                 }

                 chain FORWARD {
                      type filter hook forward priority 0; policy accept;
                 }

                 chain OUTPUT {
                      type filter hook output priority 0; policy accept;
                 }
            }
            table bridge filter {
                 chain INPUT {
                      type filter hook input priority -200; policy accept;
                 }

                 chain FORWARD {
                      type filter hook forward priority -200; policy accept;
                 }

                 chain OUTPUT {
                      type filter hook output priority -200; policy accept;
                 }
            }
            table arp filter {
                 chain INPUT {
                      type filter hook input priority 0; policy accept;
                 }

                 chain FORWARD {
                      type filter hook forward priority 0; policy accept;
                 }

                 chain OUTPUT {
                      type filter hook output priority 0; policy accept;
                 }
            }

       (please note that in fresh machines, listing the ruleset for the first time results in all
       tables an chain being created).

       To migrate your complete filter ruleset, in the case of iptables(8), you would use:

            root@machine:~# iptables-legacy-save > myruleset # reads from x_tables
            root@machine:~# iptables-nft-restore myruleset   # writes to nf_tables
       or
            root@machine:~# iptables-legacy-save | iptables-translate-restore | less

       to see how rules would look like in the nft nft(8) syntax.

LIMITATIONS

       You should use Linux kernel >= 4.17.

       The CLUSTERIP target is not supported.

       To get up-to-date information about this, please head to http://wiki.nftables.org/.

SEE ALSO

       nft(8), xtables-translate(8), xtables-monitor(8)

AUTHORS

       The nftables framework is written by the Netfilter project (https://www.netfilter.org).

       This manual page was written by Arturo Borrero Gonzalez <arturo@debian.org> for the Debian
       project, but may be used by others.

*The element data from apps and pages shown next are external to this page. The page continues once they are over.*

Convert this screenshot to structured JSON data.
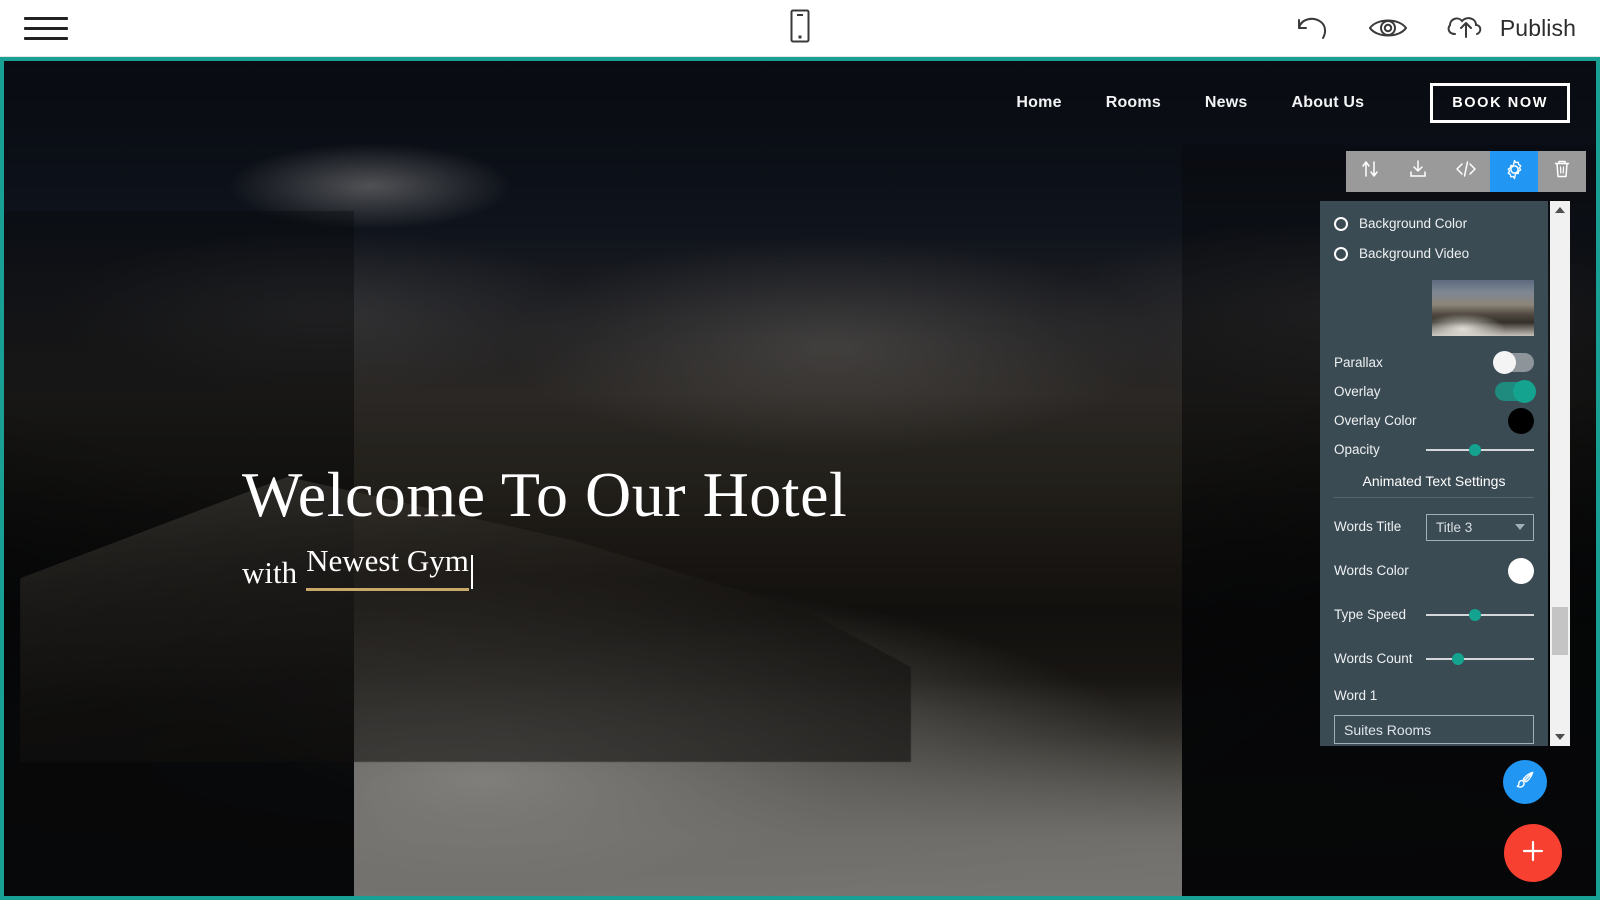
{
  "app_bar": {
    "menu_icon": "hamburger-menu-icon",
    "device_icon": "mobile-device-icon",
    "undo_icon": "undo-icon",
    "preview_icon": "eye-preview-icon",
    "publish_icon": "cloud-upload-icon",
    "publish_label": "Publish"
  },
  "canvas": {
    "border_color": "#17a093",
    "site_nav": {
      "links": [
        {
          "label": "Home"
        },
        {
          "label": "Rooms"
        },
        {
          "label": "News"
        },
        {
          "label": "About Us"
        }
      ],
      "cta_label": "BOOK NOW"
    },
    "hero": {
      "title": "Welcome To Our Hotel",
      "subtitle_static": "with",
      "subtitle_animated": "Newest Gym",
      "underline_color": "#c9a96a"
    }
  },
  "block_toolbar": {
    "buttons": [
      {
        "name": "move-block-button",
        "icon": "up-down-arrows-icon",
        "active": false
      },
      {
        "name": "download-block-button",
        "icon": "download-icon",
        "active": false
      },
      {
        "name": "edit-code-button",
        "icon": "code-brackets-icon",
        "active": false
      },
      {
        "name": "block-settings-button",
        "icon": "gear-icon",
        "active": true
      },
      {
        "name": "delete-block-button",
        "icon": "trash-icon",
        "active": false
      }
    ],
    "active_color": "#2196f3",
    "inactive_color": "#9a9a9a"
  },
  "settings_panel": {
    "background_color_label": "Background Color",
    "background_video_label": "Background Video",
    "background_image_thumb": "background-image-thumbnail",
    "parallax_label": "Parallax",
    "parallax_value": "off",
    "overlay_label": "Overlay",
    "overlay_value": "on",
    "overlay_color_label": "Overlay Color",
    "overlay_color_value": "#000000",
    "opacity_label": "Opacity",
    "opacity_percent": 45,
    "section_title": "Animated Text Settings",
    "words_title_label": "Words Title",
    "words_title_value": "Title 3",
    "words_color_label": "Words Color",
    "words_color_value": "#ffffff",
    "type_speed_label": "Type Speed",
    "type_speed_percent": 45,
    "words_count_label": "Words Count",
    "words_count_percent": 30,
    "word1_label": "Word 1",
    "word1_value": "Suites Rooms",
    "accent_color": "#14a38f",
    "panel_color": "#3b4b54"
  },
  "fabs": {
    "brush_icon": "paint-brush-icon",
    "brush_color": "#2196f3",
    "add_icon": "plus-icon",
    "add_color": "#f7402f"
  }
}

       This documentation is free/libre under the terms of the GPLv2+.

                                            June 2018                              XTABLES-NFT(8)